What to produce: Set down each entry again exactly as written.

Given entries:
====================
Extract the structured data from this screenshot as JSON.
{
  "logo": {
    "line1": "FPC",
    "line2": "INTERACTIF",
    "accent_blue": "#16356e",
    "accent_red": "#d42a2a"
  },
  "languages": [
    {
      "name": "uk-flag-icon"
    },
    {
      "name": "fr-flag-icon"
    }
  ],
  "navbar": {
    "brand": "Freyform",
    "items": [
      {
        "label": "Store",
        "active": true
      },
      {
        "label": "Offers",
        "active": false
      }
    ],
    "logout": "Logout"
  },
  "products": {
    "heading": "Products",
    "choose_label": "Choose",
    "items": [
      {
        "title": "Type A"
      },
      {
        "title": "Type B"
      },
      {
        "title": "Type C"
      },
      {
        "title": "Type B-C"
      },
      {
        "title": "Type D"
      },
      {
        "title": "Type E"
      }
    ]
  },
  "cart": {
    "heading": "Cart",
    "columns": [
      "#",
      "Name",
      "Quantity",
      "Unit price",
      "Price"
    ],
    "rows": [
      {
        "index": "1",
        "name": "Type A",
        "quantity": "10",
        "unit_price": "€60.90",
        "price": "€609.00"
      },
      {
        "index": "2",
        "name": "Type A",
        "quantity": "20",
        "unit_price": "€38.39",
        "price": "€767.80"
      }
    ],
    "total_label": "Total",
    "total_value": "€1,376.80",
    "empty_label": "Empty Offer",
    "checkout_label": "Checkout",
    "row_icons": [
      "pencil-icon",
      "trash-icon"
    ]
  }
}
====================
Response to this exercise:
Extract the structured data from this screenshot as JSON.
{
  "logo": {
    "line1": "FPC",
    "line2": "INTERACTIF",
    "accent_blue": "#16356e",
    "accent_red": "#d42a2a"
  },
  "languages": [
    {
      "name": "uk-flag-icon"
    },
    {
      "name": "fr-flag-icon"
    }
  ],
  "navbar": {
    "brand": "Freyform",
    "items": [
      {
        "label": "Store",
        "active": true
      },
      {
        "label": "Offers",
        "active": false
      }
    ],
    "logout": "Logout"
  },
  "products": {
    "heading": "Products",
    "choose_label": "Choose",
    "items": [
      {
        "title": "Type A"
      },
      {
        "title": "Type B"
      },
      {
        "title": "Type C"
      },
      {
        "title": "Type B-C"
      },
      {
        "title": "Type D"
      },
      {
        "title": "Type E"
      }
    ]
  },
  "cart": {
    "heading": "Cart",
    "columns": [
      "#",
      "Name",
      "Quantity",
      "Unit price",
      "Price"
    ],
    "rows": [
      {
        "index": "1",
        "name": "Type A",
        "quantity": "10",
        "unit_price": "€60.90",
        "price": "€609.00"
      },
      {
        "index": "2",
        "name": "Type A",
        "quantity": "20",
        "unit_price": "€38.39",
        "price": "€767.80"
      }
    ],
    "total_label": "Total",
    "total_value": "€1,376.80",
    "empty_label": "Empty Offer",
    "checkout_label": "Checkout",
    "row_icons": [
      "pencil-icon",
      "trash-icon"
    ]
  }
}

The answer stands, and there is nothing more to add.